* _Aim of the exercise_
When you answer, give every record back exactly as written.

* _Supplied data_
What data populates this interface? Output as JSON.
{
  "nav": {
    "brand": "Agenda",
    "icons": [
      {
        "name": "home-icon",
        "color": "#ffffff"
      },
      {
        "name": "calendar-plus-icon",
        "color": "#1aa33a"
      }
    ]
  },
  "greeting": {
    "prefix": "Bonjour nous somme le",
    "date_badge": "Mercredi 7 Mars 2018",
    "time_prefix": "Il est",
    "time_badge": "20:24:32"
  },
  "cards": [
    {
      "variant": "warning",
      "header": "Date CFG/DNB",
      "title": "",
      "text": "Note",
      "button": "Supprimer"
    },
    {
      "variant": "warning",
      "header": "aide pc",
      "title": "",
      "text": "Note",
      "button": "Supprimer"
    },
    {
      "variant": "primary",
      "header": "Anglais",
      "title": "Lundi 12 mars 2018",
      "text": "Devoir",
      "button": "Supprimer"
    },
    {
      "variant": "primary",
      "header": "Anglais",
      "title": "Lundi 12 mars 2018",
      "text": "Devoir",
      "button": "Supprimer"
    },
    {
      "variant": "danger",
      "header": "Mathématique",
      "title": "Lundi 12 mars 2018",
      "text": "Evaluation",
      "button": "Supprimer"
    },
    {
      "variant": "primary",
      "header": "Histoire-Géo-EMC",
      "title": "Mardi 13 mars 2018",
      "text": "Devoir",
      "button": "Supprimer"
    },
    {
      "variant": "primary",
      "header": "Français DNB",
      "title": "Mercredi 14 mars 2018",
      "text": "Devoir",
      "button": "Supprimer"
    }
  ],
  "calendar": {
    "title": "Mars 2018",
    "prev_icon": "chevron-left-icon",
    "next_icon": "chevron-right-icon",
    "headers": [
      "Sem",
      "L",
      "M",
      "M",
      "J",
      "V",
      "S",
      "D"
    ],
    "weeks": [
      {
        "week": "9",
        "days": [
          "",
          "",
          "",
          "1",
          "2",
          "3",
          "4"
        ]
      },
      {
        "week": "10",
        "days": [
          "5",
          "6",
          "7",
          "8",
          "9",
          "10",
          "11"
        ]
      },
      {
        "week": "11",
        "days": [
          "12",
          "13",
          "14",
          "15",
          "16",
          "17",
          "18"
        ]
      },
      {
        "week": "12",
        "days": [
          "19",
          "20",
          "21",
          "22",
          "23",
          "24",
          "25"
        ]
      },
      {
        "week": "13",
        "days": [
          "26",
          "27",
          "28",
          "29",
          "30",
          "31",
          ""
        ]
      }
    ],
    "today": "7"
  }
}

* _Response area_
What data populates this interface? Output as JSON.
{
  "nav": {
    "brand": "Agenda",
    "icons": [
      {
        "name": "home-icon",
        "color": "#ffffff"
      },
      {
        "name": "calendar-plus-icon",
        "color": "#1aa33a"
      }
    ]
  },
  "greeting": {
    "prefix": "Bonjour nous somme le",
    "date_badge": "Mercredi 7 Mars 2018",
    "time_prefix": "Il est",
    "time_badge": "20:24:32"
  },
  "cards": [
    {
      "variant": "warning",
      "header": "Date CFG/DNB",
      "title": "",
      "text": "Note",
      "button": "Supprimer"
    },
    {
      "variant": "warning",
      "header": "aide pc",
      "title": "",
      "text": "Note",
      "button": "Supprimer"
    },
    {
      "variant": "primary",
      "header": "Anglais",
      "title": "Lundi 12 mars 2018",
      "text": "Devoir",
      "button": "Supprimer"
    },
    {
      "variant": "primary",
      "header": "Anglais",
      "title": "Lundi 12 mars 2018",
      "text": "Devoir",
      "button": "Supprimer"
    },
    {
      "variant": "danger",
      "header": "Mathématique",
      "title": "Lundi 12 mars 2018",
      "text": "Evaluation",
      "button": "Supprimer"
    },
    {
      "variant": "primary",
      "header": "Histoire-Géo-EMC",
      "title": "Mardi 13 mars 2018",
      "text": "Devoir",
      "button": "Supprimer"
    },
    {
      "variant": "primary",
      "header": "Français DNB",
      "title": "Mercredi 14 mars 2018",
      "text": "Devoir",
      "button": "Supprimer"
    }
  ],
  "calendar": {
    "title": "Mars 2018",
    "prev_icon": "chevron-left-icon",
    "next_icon": "chevron-right-icon",
    "headers": [
      "Sem",
      "L",
      "M",
      "M",
      "J",
      "V",
      "S",
      "D"
    ],
    "weeks": [
      {
        "week": "9",
        "days": [
          "",
          "",
          "",
          "1",
          "2",
          "3",
          "4"
        ]
      },
      {
        "week": "10",
        "days": [
          "5",
          "6",
          "7",
          "8",
          "9",
          "10",
          "11"
        ]
      },
      {
        "week": "11",
        "days": [
          "12",
          "13",
          "14",
          "15",
          "16",
          "17",
          "18"
        ]
      },
      {
        "week": "12",
        "days": [
          "19",
          "20",
          "21",
          "22",
          "23",
          "24",
          "25"
        ]
      },
      {
        "week": "13",
        "days": [
          "26",
          "27",
          "28",
          "29",
          "30",
          "31",
          ""
        ]
      }
    ],
    "today": "7"
  }
}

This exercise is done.